Boeing (NYSE:BA) is studying every possibility for manufacturing new 777x planes at a former boat factory in Washington and is working on a system that may involve full automation in engine builds, according to a report by The Seattle Times. It may prove the difference between outsourcing manufacturing work to Japan or keeping the construction and assembly of wide-body jets in and around Everett, the site of many Boeing operations.
Boeing reps did not comment to the Times when asked about the operations in Anacorte, Washington, just off Fidalgo Bay. However, unnamed Boeing engineers did open up to the news outlet when the topic of machine-controlled manufacturing came up.
“We’ve going to introduce a whole lot of automation,” the engineer told the Times, discussing the construction of the fuselage and how it would change. Local residents are awaiting news of how Boeing will construct the different elements of the 777x, as many jobs rest on the company’s decision to stay local or scrap the concept and have the fuselage built in Japan.

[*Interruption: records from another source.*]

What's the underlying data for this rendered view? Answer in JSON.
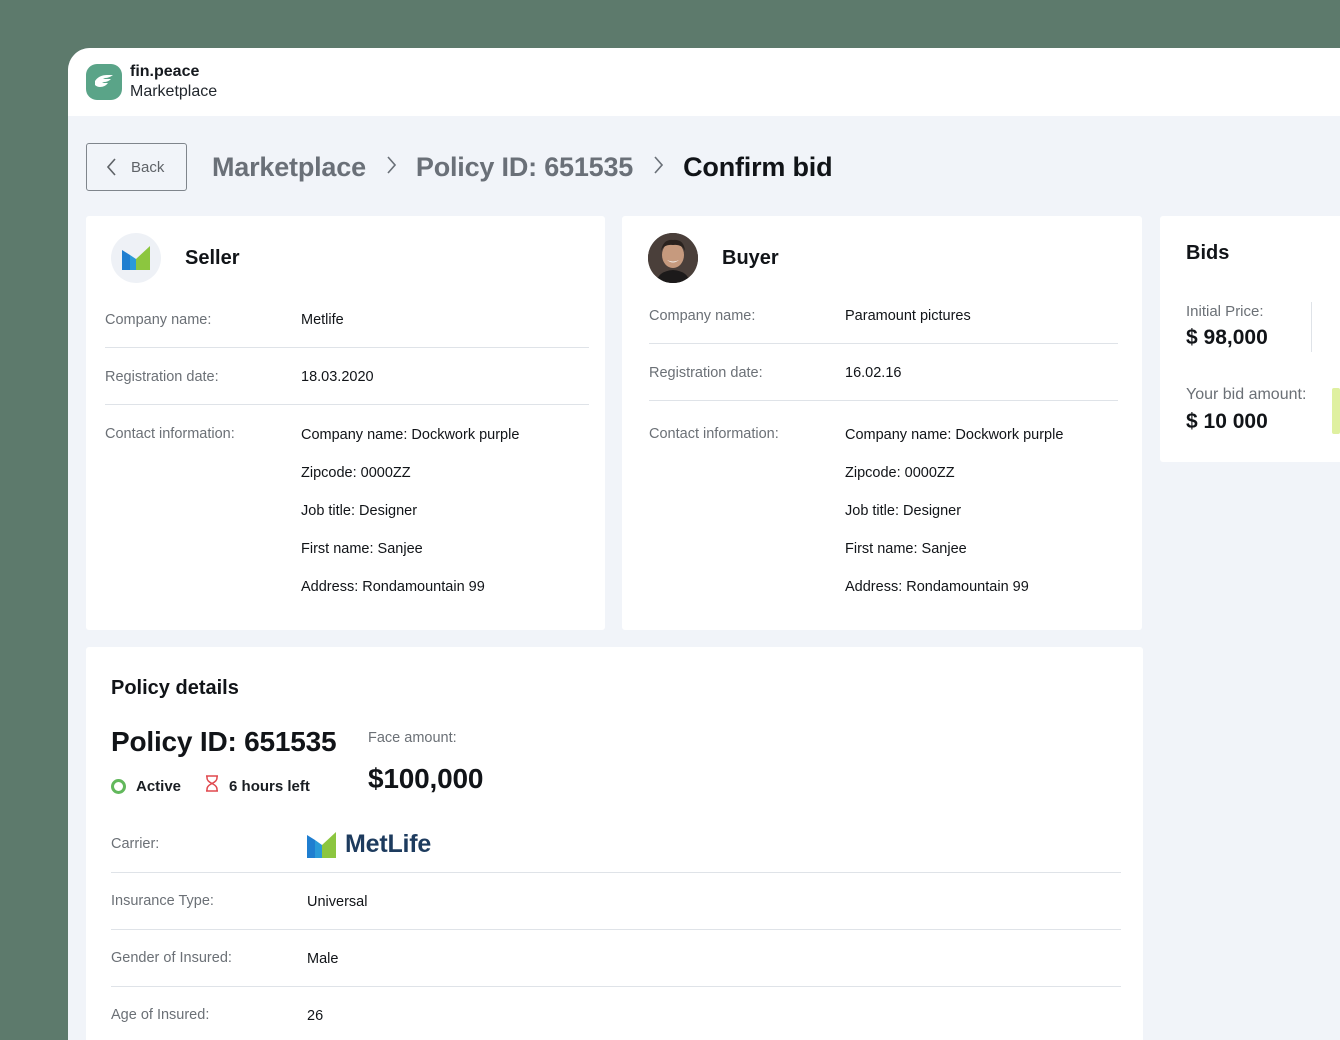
{
  "brand": {
    "name": "fin.peace",
    "section": "Marketplace",
    "logo_icon": "dove-logo-icon",
    "color": "#5aa488"
  },
  "nav": {
    "back_label": "Back",
    "breadcrumbs": [
      "Marketplace",
      "Policy ID: 651535",
      "Confirm bid"
    ]
  },
  "seller": {
    "title": "Seller",
    "avatar_icon": "metlife-logo-icon",
    "fields": [
      {
        "label": "Company name:",
        "value": "Metlife"
      },
      {
        "label": "Registration date:",
        "value": "18.03.2020"
      }
    ],
    "contact_label": "Contact information:",
    "contact": [
      "Company name: Dockwork purple",
      "Zipcode: 0000ZZ",
      "Job title: Designer",
      "First name: Sanjee",
      "Address: Rondamountain 99"
    ]
  },
  "buyer": {
    "title": "Buyer",
    "avatar_icon": "user-avatar",
    "fields": [
      {
        "label": "Company name:",
        "value": "Paramount pictures"
      },
      {
        "label": "Registration date:",
        "value": "16.02.16"
      }
    ],
    "contact_label": "Contact information:",
    "contact": [
      "Company name: Dockwork purple",
      "Zipcode: 0000ZZ",
      "Job title: Designer",
      "First name: Sanjee",
      "Address: Rondamountain 99"
    ]
  },
  "bids": {
    "title": "Bids",
    "initial_label": "Initial Price:",
    "initial_value": "$ 98,000",
    "bid_label": "Your bid amount:",
    "bid_value": "$ 10 000"
  },
  "policy": {
    "title": "Policy details",
    "id_label": "Policy ID: 651535",
    "status": "Active",
    "time_left": "6 hours left",
    "face_label": "Face amount:",
    "face_value": "$100,000",
    "carrier_label": "Carrier:",
    "carrier_name": "MetLife",
    "rows": [
      {
        "label": "Insurance Type:",
        "value": "Universal"
      },
      {
        "label": "Gender of Insured:",
        "value": "Male"
      },
      {
        "label": "Age of Insured:",
        "value": "26"
      }
    ]
  },
  "colors": {
    "frame": "#5d7a6c",
    "background": "#f1f4f9",
    "status_active": "#62b85c",
    "timer": "#e0494f",
    "metlife_blue": "#1f7ed0",
    "metlife_green": "#8cc63f"
  }
}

While keeping production of the 777x in Washington would be a boost for employment in the region, the question of automation — and how much of it — would complicate the matter. As the Times reported in May, the use of robots is increasing in company operations.
Boeing is using robots to paint wings on its 777 jets, part of a surge in automation practices that can save the company time and money. However, the inspection, operation, and final safety compliance has to be managed in order for automated practices to catch on in larger production slates. As Boeing learned with its disastrous Dreamliner launch, hustling aircraft into service has potential to damage the company down the road.

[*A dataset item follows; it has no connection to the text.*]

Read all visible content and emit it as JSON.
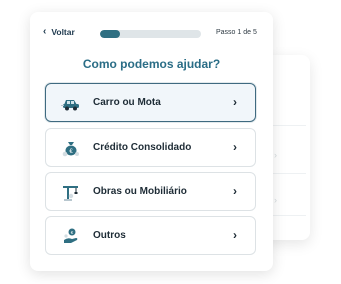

The 777X program is expected to begin in the coming months, by which time Boeing will have settled whether the Fidalgo Bay location, Japan, or another spot in Washington state will be the site of manufacturing. The company has plenty of regulatory favor in the area, as government officials are set to welcome the company’s new manufacturing projects with open arms.

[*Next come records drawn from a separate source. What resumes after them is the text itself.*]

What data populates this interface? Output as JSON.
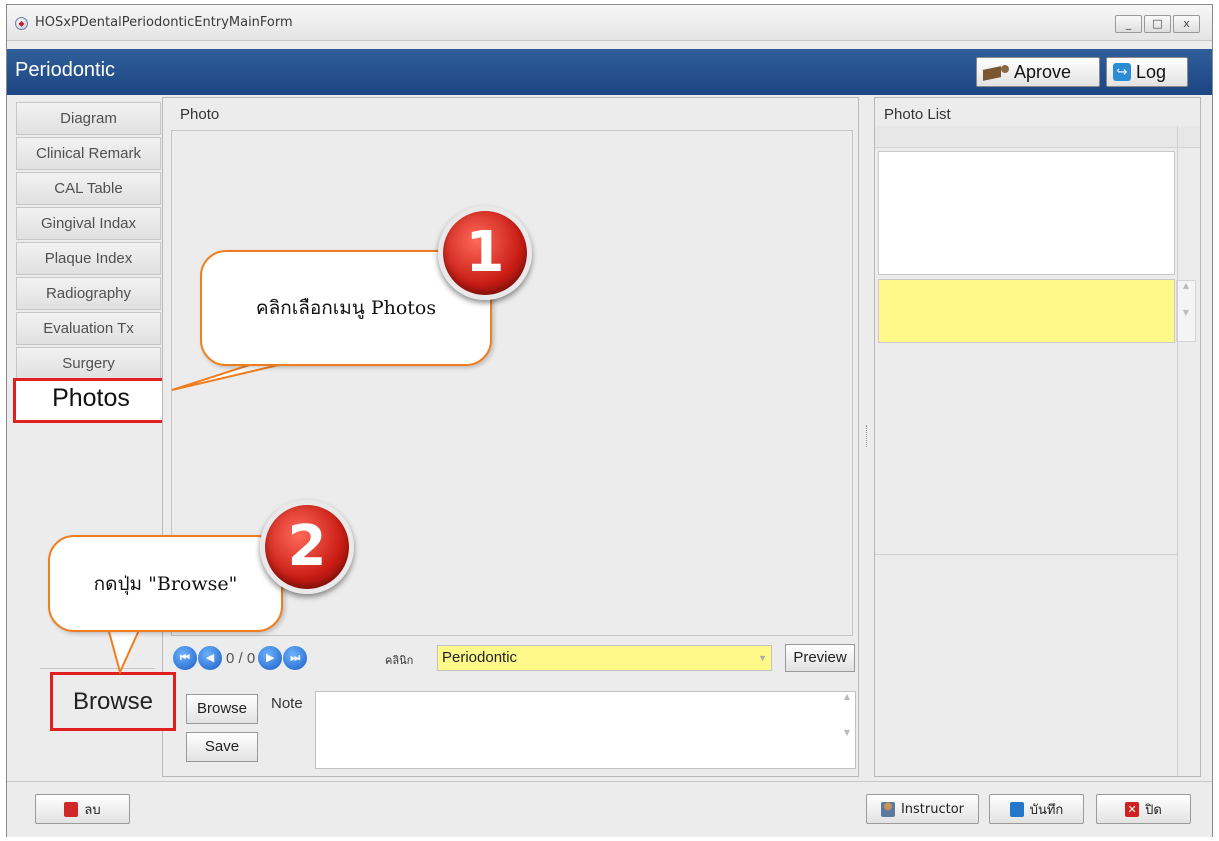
{
  "window": {
    "title": "HOSxPDentalPeriodonticEntryMainForm",
    "minimize": "_",
    "maximize": "□",
    "close": "x"
  },
  "header": {
    "title": "Periodontic",
    "aprove_label": "Aprove",
    "log_label": "Log"
  },
  "tabs": [
    {
      "label": "Diagram"
    },
    {
      "label": "Clinical Remark"
    },
    {
      "label": "CAL Table"
    },
    {
      "label": "Gingival Indax"
    },
    {
      "label": "Plaque Index"
    },
    {
      "label": "Radiography"
    },
    {
      "label": "Evaluation Tx"
    },
    {
      "label": "Surgery"
    },
    {
      "label": "Photos",
      "active": true
    }
  ],
  "photo_panel": {
    "title": "Photo",
    "counter": "0 / 0",
    "clinic_label": "คลินิก",
    "clinic_value": "Periodontic",
    "preview_label": "Preview",
    "browse_label": "Browse",
    "save_label": "Save",
    "note_label": "Note",
    "note_value": ""
  },
  "photo_list": {
    "title": "Photo List"
  },
  "footer": {
    "delete_label": "ลบ",
    "instructor_label": "Instructor",
    "save_label": "บันทึก",
    "close_label": "ปิด"
  },
  "annotations": {
    "callout1": "คลิกเลือกเมนู Photos",
    "callout2": "กดปุ่ม \"Browse\"",
    "badge1": "1",
    "badge2": "2",
    "highlight_browse": "Browse"
  },
  "colors": {
    "header_blue": "#1d4581",
    "highlight_red": "#e02020",
    "callout_orange": "#f07d1e",
    "field_yellow": "#fff98a"
  }
}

According to the Seattle Times, Governor Jay Inslee has offered incentives in the way of prioritizing the company’s permit applications and regulatory requirements in general.